WHS Teacher Tackles Human Trafficking

WHS Teacher Tackles Human Trafficking

Briana Erickson, Arts and Entertainment Editor

Angst. Fear. Terror. Slavery. In essence, these words describe the life of someone trapped.

A person trapped in the hands of their greedy and malicious captors.

This is real. It’s happening every minute of every hour of every day.

It’s human trafficking. Like in the movie Taken, human trafficking is the illegal trade of human beings for the purposes of reproductive slavery, and commercial sexual exploitation, or forced labor.

It’s modern-day form of slavery.

According to the United Nations, an estimated 25 million people are in forced labor (including sexual exploitation) at any given time as a result of trafficking. Trafficking is exploited in 137 countries every year, and an estimated 1.2 million children are trafficked each year, as well.

Not many people know about the usual nonchalant way in which, mostly young girls, are kidnapped and turned into prostitutes and drug addicts each day. This is a common occurrence, and some people are unaware of how to prevent this.

However, there are many causes that have originated in order to ease the pain of trafficking victims and their families. Among those organizations is one in particular, Operation Mobilization, in which one of our very own staff members at Wellington High School, Danielle Petrozelli, is an active club member. This organization is a band of missionaries that offer safe
houses and counseling to the abused sex slaves that have been left jobless and kicked out of trafficking.

In fact, in January, in order to raise money for the cause, Danielle began a climb up the highest mountain in Africa; Mt. Kilimanjaro.

“I trained for about four months for the climb.

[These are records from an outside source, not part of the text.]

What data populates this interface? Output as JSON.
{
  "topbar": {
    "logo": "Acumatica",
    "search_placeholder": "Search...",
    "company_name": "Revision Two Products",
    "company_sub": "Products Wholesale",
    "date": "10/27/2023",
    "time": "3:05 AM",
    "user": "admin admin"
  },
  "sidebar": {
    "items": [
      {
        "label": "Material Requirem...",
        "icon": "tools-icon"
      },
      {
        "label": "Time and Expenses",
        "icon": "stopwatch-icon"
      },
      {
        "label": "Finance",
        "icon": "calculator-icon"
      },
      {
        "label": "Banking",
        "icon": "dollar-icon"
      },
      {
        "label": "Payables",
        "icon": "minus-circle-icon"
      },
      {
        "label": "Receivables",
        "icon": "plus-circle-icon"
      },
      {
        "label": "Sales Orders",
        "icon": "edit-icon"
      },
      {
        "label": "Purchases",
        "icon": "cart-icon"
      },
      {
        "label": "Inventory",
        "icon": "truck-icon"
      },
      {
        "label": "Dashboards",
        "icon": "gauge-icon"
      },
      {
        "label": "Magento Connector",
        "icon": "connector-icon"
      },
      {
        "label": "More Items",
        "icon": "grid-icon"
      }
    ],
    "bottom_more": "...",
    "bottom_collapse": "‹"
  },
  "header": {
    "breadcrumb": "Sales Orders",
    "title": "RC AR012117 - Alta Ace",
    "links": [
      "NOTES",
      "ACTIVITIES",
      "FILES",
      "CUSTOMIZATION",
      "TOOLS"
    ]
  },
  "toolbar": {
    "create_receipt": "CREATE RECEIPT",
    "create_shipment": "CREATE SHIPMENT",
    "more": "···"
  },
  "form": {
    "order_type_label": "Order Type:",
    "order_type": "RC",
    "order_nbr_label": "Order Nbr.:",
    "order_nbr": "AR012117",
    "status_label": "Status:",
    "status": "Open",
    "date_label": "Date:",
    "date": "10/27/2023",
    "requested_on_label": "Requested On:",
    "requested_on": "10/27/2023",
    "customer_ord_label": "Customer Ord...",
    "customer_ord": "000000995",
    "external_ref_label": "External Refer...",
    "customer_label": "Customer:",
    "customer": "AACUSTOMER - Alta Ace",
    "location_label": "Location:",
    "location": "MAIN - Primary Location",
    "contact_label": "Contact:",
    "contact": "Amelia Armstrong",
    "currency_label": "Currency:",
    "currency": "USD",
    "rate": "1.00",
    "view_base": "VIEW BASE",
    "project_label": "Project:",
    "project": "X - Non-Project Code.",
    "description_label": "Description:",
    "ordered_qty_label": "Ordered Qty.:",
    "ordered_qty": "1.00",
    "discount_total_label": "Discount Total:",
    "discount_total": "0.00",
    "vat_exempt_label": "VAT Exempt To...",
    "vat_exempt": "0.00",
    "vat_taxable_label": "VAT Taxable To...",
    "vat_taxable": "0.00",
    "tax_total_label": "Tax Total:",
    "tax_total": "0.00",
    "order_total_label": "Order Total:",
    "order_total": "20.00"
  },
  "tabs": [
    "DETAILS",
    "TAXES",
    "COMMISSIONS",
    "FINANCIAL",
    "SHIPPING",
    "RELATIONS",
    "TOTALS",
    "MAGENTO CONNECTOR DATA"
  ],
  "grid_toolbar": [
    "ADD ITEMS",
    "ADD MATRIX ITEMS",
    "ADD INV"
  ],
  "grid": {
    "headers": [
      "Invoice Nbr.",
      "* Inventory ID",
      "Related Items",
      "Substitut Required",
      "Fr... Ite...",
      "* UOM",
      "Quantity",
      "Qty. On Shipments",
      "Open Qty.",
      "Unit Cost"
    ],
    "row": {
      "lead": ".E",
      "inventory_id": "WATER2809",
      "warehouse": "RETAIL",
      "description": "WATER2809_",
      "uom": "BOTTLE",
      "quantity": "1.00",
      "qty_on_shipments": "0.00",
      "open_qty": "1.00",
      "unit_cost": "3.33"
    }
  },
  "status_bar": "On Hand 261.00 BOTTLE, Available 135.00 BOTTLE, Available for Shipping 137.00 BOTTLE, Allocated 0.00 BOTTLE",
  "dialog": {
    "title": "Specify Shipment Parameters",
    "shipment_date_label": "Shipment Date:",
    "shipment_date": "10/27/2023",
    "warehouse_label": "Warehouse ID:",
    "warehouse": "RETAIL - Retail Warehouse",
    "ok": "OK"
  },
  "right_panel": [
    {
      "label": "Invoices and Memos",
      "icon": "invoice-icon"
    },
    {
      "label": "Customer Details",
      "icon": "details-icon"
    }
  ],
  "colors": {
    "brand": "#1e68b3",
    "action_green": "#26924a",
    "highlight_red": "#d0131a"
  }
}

We practiced on Pikes Peek in Colorado.” And, finally, in January, Petrozelli and the 47 other women embarked on their climb over Mt. Kilimanjaro. A total of $13,000 from all the donations was raised for the cause.

“The money goes to missionaries so that they can educate families in other countries about the possible involving human trafficking,” Petrozelli said. In most countries, most people don’t know much about this horrific injustice. Sometimes, perpetuators will manipulate family members into giving their child to them by promising them a better life. If more citizens in
other countries were led to know and were informed about these indecencies, then it would be less likely to happen.

By climbing Mt. Kilimanjaro, Danielle Petrozelli hoped to bring light to the problem of human trafficking. She believes by making people more aware of the situation everyone will be able to do something to see that this injustice ends in the next generation.

Petrozelli and the 47 other women who are part of Operation Mobilization climbed to the peak of the mountain; Uhuru peak. “In Swahilee, Uhuru means freedom,” said Petrozelli, with a smile and big, bright eyes.

These bright and passionate eyes represent Petrozelli and the 47 other women’s passion and committment to Operation Mobilization’s cause. And, when these women climbed the peak of freedom, they hoped it served as an emblem for the liberation of these victims they are working so hard to protect.